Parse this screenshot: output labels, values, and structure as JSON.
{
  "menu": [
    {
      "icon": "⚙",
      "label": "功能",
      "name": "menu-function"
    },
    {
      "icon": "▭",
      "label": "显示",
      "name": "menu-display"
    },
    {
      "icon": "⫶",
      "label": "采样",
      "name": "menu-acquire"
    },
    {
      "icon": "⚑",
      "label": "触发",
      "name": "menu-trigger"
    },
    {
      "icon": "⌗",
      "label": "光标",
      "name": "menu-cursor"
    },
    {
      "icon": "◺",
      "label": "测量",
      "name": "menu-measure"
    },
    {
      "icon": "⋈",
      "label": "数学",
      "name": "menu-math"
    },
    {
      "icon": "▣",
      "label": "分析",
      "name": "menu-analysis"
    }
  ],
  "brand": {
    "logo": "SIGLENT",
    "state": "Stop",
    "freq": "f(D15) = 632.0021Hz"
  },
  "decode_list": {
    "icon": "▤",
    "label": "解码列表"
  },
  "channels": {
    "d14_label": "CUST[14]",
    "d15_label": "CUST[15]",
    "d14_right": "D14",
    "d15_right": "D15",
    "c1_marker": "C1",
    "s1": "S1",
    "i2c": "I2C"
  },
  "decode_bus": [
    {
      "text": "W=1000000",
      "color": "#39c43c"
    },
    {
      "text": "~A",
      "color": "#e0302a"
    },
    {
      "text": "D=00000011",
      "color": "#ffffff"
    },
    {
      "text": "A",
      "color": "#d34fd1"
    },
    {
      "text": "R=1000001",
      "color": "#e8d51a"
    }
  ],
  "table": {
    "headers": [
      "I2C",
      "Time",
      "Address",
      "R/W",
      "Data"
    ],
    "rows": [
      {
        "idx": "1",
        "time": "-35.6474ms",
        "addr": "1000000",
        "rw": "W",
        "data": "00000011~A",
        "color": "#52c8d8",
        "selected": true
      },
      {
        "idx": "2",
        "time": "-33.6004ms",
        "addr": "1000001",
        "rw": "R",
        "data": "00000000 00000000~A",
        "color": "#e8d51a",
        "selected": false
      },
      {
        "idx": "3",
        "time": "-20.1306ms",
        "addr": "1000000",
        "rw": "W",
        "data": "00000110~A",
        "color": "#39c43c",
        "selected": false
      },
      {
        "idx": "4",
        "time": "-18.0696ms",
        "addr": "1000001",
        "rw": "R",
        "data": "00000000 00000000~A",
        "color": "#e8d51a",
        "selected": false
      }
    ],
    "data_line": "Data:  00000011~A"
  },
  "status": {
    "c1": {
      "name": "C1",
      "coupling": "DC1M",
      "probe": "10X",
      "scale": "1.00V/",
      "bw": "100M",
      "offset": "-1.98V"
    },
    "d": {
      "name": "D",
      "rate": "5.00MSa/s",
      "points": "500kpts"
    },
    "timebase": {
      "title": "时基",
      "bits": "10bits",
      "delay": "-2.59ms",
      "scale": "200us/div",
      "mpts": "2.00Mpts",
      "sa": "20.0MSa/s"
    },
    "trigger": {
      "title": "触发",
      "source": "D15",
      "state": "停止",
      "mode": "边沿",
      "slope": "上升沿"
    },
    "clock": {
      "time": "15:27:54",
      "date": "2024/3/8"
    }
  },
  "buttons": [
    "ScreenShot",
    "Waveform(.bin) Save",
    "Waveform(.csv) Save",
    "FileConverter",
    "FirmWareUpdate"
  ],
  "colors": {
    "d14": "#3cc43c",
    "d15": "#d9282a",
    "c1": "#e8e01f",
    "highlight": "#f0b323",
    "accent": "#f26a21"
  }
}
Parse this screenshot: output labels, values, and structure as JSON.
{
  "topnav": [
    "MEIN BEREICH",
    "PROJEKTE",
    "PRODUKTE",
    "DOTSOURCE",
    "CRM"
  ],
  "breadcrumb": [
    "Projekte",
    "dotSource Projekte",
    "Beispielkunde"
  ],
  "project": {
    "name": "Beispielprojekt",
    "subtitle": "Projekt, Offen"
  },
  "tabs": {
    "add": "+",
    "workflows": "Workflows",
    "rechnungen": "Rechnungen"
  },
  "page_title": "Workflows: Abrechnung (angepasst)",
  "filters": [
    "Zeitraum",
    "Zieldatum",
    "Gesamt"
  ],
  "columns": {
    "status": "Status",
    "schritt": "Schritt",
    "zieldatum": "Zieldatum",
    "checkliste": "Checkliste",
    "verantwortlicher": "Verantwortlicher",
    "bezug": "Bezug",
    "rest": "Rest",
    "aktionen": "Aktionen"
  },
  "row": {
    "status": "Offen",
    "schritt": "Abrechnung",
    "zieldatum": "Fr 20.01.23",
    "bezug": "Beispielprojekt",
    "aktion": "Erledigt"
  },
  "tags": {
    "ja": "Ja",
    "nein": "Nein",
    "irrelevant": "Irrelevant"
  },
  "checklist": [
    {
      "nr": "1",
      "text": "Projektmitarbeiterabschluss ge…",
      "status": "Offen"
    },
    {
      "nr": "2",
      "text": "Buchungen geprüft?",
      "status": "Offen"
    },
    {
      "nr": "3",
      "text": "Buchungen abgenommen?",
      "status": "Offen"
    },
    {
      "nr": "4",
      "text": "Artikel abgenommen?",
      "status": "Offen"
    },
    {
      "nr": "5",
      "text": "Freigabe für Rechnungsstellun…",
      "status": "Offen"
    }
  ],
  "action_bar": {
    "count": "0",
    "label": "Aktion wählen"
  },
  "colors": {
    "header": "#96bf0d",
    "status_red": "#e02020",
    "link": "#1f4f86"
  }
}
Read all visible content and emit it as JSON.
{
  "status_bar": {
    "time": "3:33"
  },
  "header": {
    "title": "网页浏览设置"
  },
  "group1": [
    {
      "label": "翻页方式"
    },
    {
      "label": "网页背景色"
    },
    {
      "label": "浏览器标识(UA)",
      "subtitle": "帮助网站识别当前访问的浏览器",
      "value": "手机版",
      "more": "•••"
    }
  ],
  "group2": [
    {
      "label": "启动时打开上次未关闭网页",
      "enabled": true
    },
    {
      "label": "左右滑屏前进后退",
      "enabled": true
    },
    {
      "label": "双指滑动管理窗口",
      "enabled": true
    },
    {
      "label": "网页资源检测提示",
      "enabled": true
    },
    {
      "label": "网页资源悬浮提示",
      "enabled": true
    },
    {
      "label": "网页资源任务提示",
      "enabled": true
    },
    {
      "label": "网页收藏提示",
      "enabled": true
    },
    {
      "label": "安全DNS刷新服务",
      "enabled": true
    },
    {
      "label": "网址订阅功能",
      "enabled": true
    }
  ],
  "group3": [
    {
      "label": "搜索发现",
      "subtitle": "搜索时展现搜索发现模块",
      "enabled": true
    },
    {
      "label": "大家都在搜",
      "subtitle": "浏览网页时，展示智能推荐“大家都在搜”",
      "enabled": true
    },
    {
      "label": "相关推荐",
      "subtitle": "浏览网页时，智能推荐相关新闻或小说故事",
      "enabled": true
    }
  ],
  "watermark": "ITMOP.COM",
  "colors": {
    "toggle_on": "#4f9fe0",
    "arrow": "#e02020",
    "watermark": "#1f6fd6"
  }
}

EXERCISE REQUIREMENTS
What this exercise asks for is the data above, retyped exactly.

PROBLEM SOLUTION
Parse this screenshot: output labels, values, and structure as JSON.
{
  "menu": [
    {
      "icon": "⚙",
      "label": "功能",
      "name": "menu-function"
    },
    {
      "icon": "▭",
      "label": "显示",
      "name": "menu-display"
    },
    {
      "icon": "⫶",
      "label": "采样",
      "name": "menu-acquire"
    },
    {
      "icon": "⚑",
      "label": "触发",
      "name": "menu-trigger"
    },
    {
      "icon": "⌗",
      "label": "光标",
      "name": "menu-cursor"
    },
    {
      "icon": "◺",
      "label": "测量",
      "name": "menu-measure"
    },
    {
      "icon": "⋈",
      "label": "数学",
      "name": "menu-math"
    },
    {
      "icon": "▣",
      "label": "分析",
      "name": "menu-analysis"
    }
  ],
  "brand": {
    "logo": "SIGLENT",
    "state": "Stop",
    "freq": "f(D15) = 632.0021Hz"
  },
  "decode_list": {
    "icon": "▤",
    "label": "解码列表"
  },
  "channels": {
    "d14_label": "CUST[14]",
    "d15_label": "CUST[15]",
    "d14_right": "D14",
    "d15_right": "D15",
    "c1_marker": "C1",
    "s1": "S1",
    "i2c": "I2C"
  },
  "decode_bus": [
    {
      "text": "W=1000000",
      "color": "#39c43c"
    },
    {
      "text": "~A",
      "color": "#e0302a"
    },
    {
      "text": "D=00000011",
      "color": "#ffffff"
    },
    {
      "text": "A",
      "color": "#d34fd1"
    },
    {
      "text": "R=1000001",
      "color": "#e8d51a"
    }
  ],
  "table": {
    "headers": [
      "I2C",
      "Time",
      "Address",
      "R/W",
      "Data"
    ],
    "rows": [
      {
        "idx": "1",
        "time": "-35.6474ms",
        "addr": "1000000",
        "rw": "W",
        "data": "00000011~A",
        "color": "#52c8d8",
        "selected": true
      },
      {
        "idx": "2",
        "time": "-33.6004ms",
        "addr": "1000001",
        "rw": "R",
        "data": "00000000 00000000~A",
        "color": "#e8d51a",
        "selected": false
      },
      {
        "idx": "3",
        "time": "-20.1306ms",
        "addr": "1000000",
        "rw": "W",
        "data": "00000110~A",
        "color": "#39c43c",
        "selected": false
      },
      {
        "idx": "4",
        "time": "-18.0696ms",
        "addr": "1000001",
        "rw": "R",
        "data": "00000000 00000000~A",
        "color": "#e8d51a",
        "selected": false
      }
    ],
    "data_line": "Data:  00000011~A"
  },
  "status": {
    "c1": {
      "name": "C1",
      "coupling": "DC1M",
      "probe": "10X",
      "scale": "1.00V/",
      "bw": "100M",
      "offset": "-1.98V"
    },
    "d": {
      "name": "D",
      "rate": "5.00MSa/s",
      "points": "500kpts"
    },
    "timebase": {
      "title": "时基",
      "bits": "10bits",
      "delay": "-2.59ms",
      "scale": "200us/div",
      "mpts": "2.00Mpts",
      "sa": "20.0MSa/s"
    },
    "trigger": {
      "title": "触发",
      "source": "D15",
      "state": "停止",
      "mode": "边沿",
      "slope": "上升沿"
    },
    "clock": {
      "time": "15:27:54",
      "date": "2024/3/8"
    }
  },
  "buttons": [
    "ScreenShot",
    "Waveform(.bin) Save",
    "Waveform(.csv) Save",
    "FileConverter",
    "FirmWareUpdate"
  ],
  "colors": {
    "d14": "#3cc43c",
    "d15": "#d9282a",
    "c1": "#e8e01f",
    "highlight": "#f0b323",
    "accent": "#f26a21"
  }
}
Parse this screenshot: output labels, values, and structure as JSON.
{
  "topnav": [
    "MEIN BEREICH",
    "PROJEKTE",
    "PRODUKTE",
    "DOTSOURCE",
    "CRM"
  ],
  "breadcrumb": [
    "Projekte",
    "dotSource Projekte",
    "Beispielkunde"
  ],
  "project": {
    "name": "Beispielprojekt",
    "subtitle": "Projekt, Offen"
  },
  "tabs": {
    "add": "+",
    "workflows": "Workflows",
    "rechnungen": "Rechnungen"
  },
  "page_title": "Workflows: Abrechnung (angepasst)",
  "filters": [
    "Zeitraum",
    "Zieldatum",
    "Gesamt"
  ],
  "columns": {
    "status": "Status",
    "schritt": "Schritt",
    "zieldatum": "Zieldatum",
    "checkliste": "Checkliste",
    "verantwortlicher": "Verantwortlicher",
    "bezug": "Bezug",
    "rest": "Rest",
    "aktionen": "Aktionen"
  },
  "row": {
    "status": "Offen",
    "schritt": "Abrechnung",
    "zieldatum": "Fr 20.01.23",
    "bezug": "Beispielprojekt",
    "aktion": "Erledigt"
  },
  "tags": {
    "ja": "Ja",
    "nein": "Nein",
    "irrelevant": "Irrelevant"
  },
  "checklist": [
    {
      "nr": "1",
      "text": "Projektmitarbeiterabschluss ge…",
      "status": "Offen"
    },
    {
      "nr": "2",
      "text": "Buchungen geprüft?",
      "status": "Offen"
    },
    {
      "nr": "3",
      "text": "Buchungen abgenommen?",
      "status": "Offen"
    },
    {
      "nr": "4",
      "text": "Artikel abgenommen?",
      "status": "Offen"
    },
    {
      "nr": "5",
      "text": "Freigabe für Rechnungsstellun…",
      "status": "Offen"
    }
  ],
  "action_bar": {
    "count": "0",
    "label": "Aktion wählen"
  },
  "colors": {
    "header": "#96bf0d",
    "status_red": "#e02020",
    "link": "#1f4f86"
  }
}
Read all visible content and emit it as JSON.
{
  "status_bar": {
    "time": "3:33"
  },
  "header": {
    "title": "网页浏览设置"
  },
  "group1": [
    {
      "label": "翻页方式"
    },
    {
      "label": "网页背景色"
    },
    {
      "label": "浏览器标识(UA)",
      "subtitle": "帮助网站识别当前访问的浏览器",
      "value": "手机版",
      "more": "•••"
    }
  ],
  "group2": [
    {
      "label": "启动时打开上次未关闭网页",
      "enabled": true
    },
    {
      "label": "左右滑屏前进后退",
      "enabled": true
    },
    {
      "label": "双指滑动管理窗口",
      "enabled": true
    },
    {
      "label": "网页资源检测提示",
      "enabled": true
    },
    {
      "label": "网页资源悬浮提示",
      "enabled": true
    },
    {
      "label": "网页资源任务提示",
      "enabled": true
    },
    {
      "label": "网页收藏提示",
      "enabled": true
    },
    {
      "label": "安全DNS刷新服务",
      "enabled": true
    },
    {
      "label": "网址订阅功能",
      "enabled": true
    }
  ],
  "group3": [
    {
      "label": "搜索发现",
      "subtitle": "搜索时展现搜索发现模块",
      "enabled": true
    },
    {
      "label": "大家都在搜",
      "subtitle": "浏览网页时，展示智能推荐“大家都在搜”",
      "enabled": true
    },
    {
      "label": "相关推荐",
      "subtitle": "浏览网页时，智能推荐相关新闻或小说故事",
      "enabled": true
    }
  ],
  "watermark": "ITMOP.COM",
  "colors": {
    "toggle_on": "#4f9fe0",
    "arrow": "#e02020",
    "watermark": "#1f6fd6"
  }
}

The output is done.